Waiting For Album Review by Opus Zine (USA)

Despite it’s remoteness and small, homogenous population, Iceland’s musical output contains a considerable amount of diversity, e.g., Björk’s experimental electronic pop, Sigur Rós’ sweeping grandeur, Ólafur Arnalds and Jóhann Jóhannsson’s elegant modern classical, Sólstafir’s blistering post-metal, and so on.

Compared to all of those artists, however, Kiriyama Family’s soulful, retro pop can seem a bit… conventional. But then you actually start listening to Waiting For… and several things become readily evident.

First, the Family knows their way around solid hooks and grooves, something that’s immediately noticeable on the album’s first singles (e.g., “About You,” “Apart”). Second, the album’s production is topnotch, resulting in a lush, enjoyable listen. A lot occurs in these songs, but everything is balanced, from the snappy percussion to the ’80s-influenced Radio Dept.-esque synth-work. Finally, the album’s highlight is the fiery vocals of newcomer Hulda Kolbrúnardóttir, whose sensual voice is great at both harmonizing (“Apart”) and taking the lead (“Light Years Away”), and positively soars on “Innocence.”

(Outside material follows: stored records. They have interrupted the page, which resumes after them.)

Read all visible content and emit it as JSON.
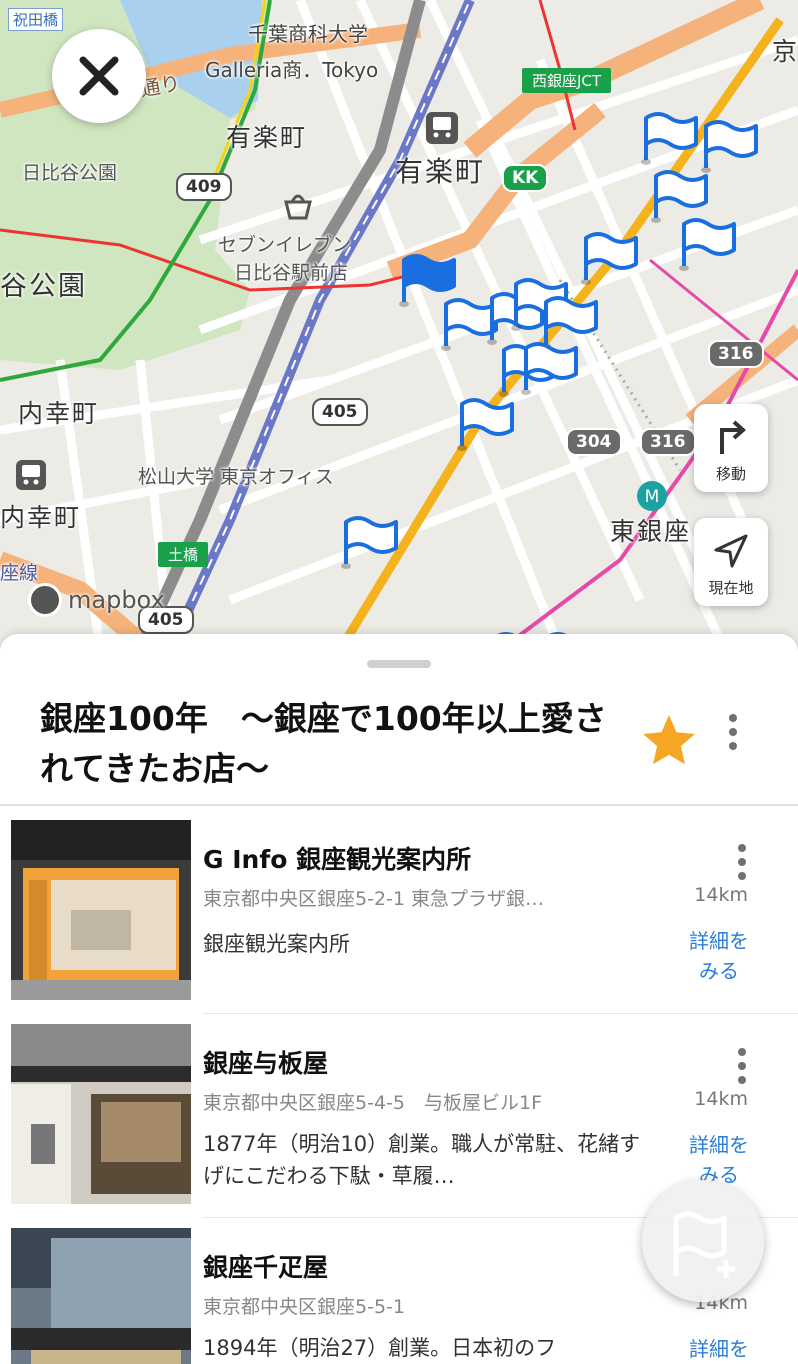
{
  "map": {
    "labels": {
      "hibiya_bridge": "祝田橋",
      "chiba_univ": "千葉商科大学",
      "galleria": "Galleria商．Tokyo",
      "yurakucho_area": "有楽町",
      "yurakucho_station": "有楽町",
      "hibiya_park": "日比谷公園",
      "park_large": "谷公園",
      "seven_eleven": "セブンイレブン",
      "seven_eleven_branch": "日比谷駅前店",
      "uchisaiwaicho_area": "内幸町",
      "uchisaiwaicho_station": "内幸町",
      "matsuyama": "松山大学 東京オフィス",
      "higashi_ginza": "東銀座",
      "doori": "通り",
      "sen": "座線",
      "kyo": "京"
    },
    "routes": {
      "r409": "409",
      "r405a": "405",
      "r405b": "405",
      "r304": "304",
      "r316a": "316",
      "r316b": "316",
      "kk": "KK"
    },
    "junctions": {
      "nishiginza": "西銀座JCT",
      "dobashi": "土橋"
    },
    "attribution": "mapbox",
    "buttons": {
      "move": "移動",
      "current": "現在地"
    }
  },
  "list": {
    "title": "銀座100年　～銀座で100年以上愛されてきたお店～",
    "favorited": true,
    "items": [
      {
        "name": "G Info 銀座観光案内所",
        "address": "東京都中央区銀座5-2-1 東急プラザ銀…",
        "distance": "14km",
        "description": "銀座観光案内所",
        "detail": "詳細をみる"
      },
      {
        "name": "銀座与板屋",
        "address": "東京都中央区銀座5-4-5　与板屋ビル1F",
        "distance": "14km",
        "description": "1877年（明治10）創業。職人が常駐、花緒すげにこだわる下駄・草履…",
        "detail": "詳細をみる"
      },
      {
        "name": "銀座千疋屋",
        "address": "東京都中央区銀座5-5-1",
        "distance": "14km",
        "description": "1894年（明治27）創業。日本初のフ",
        "detail": "詳細を"
      }
    ]
  },
  "colors": {
    "accent": "#2a7fd4",
    "flag": "#1a6fe0",
    "star": "#f6a623",
    "metro_green": "#19a14a"
  },
  "icons": [
    "close-icon",
    "turn-right-icon",
    "navigation-arrow-icon",
    "star-icon",
    "more-vertical-icon",
    "flag-add-icon",
    "train-icon",
    "basket-icon",
    "metro-icon",
    "flag-icon"
  ]
}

Perhaps cheekily, Kiriyama Family describes their music as a blend of “yacht rock, dream pop, and Jean Claude Van Damme movie soundtrack.” That description might induce some eye-rolling, but it’s fairly apropos. There’s a definite and airily retro sense to these songs (e.g., “Chemistry”), but they also have just enough quirkiness and energy to keep them from feeling like slavish exercises in nostalgia.

Put simply, Waiting For… is ample proof that Iceland’s music scene is as fertile and vital as ever.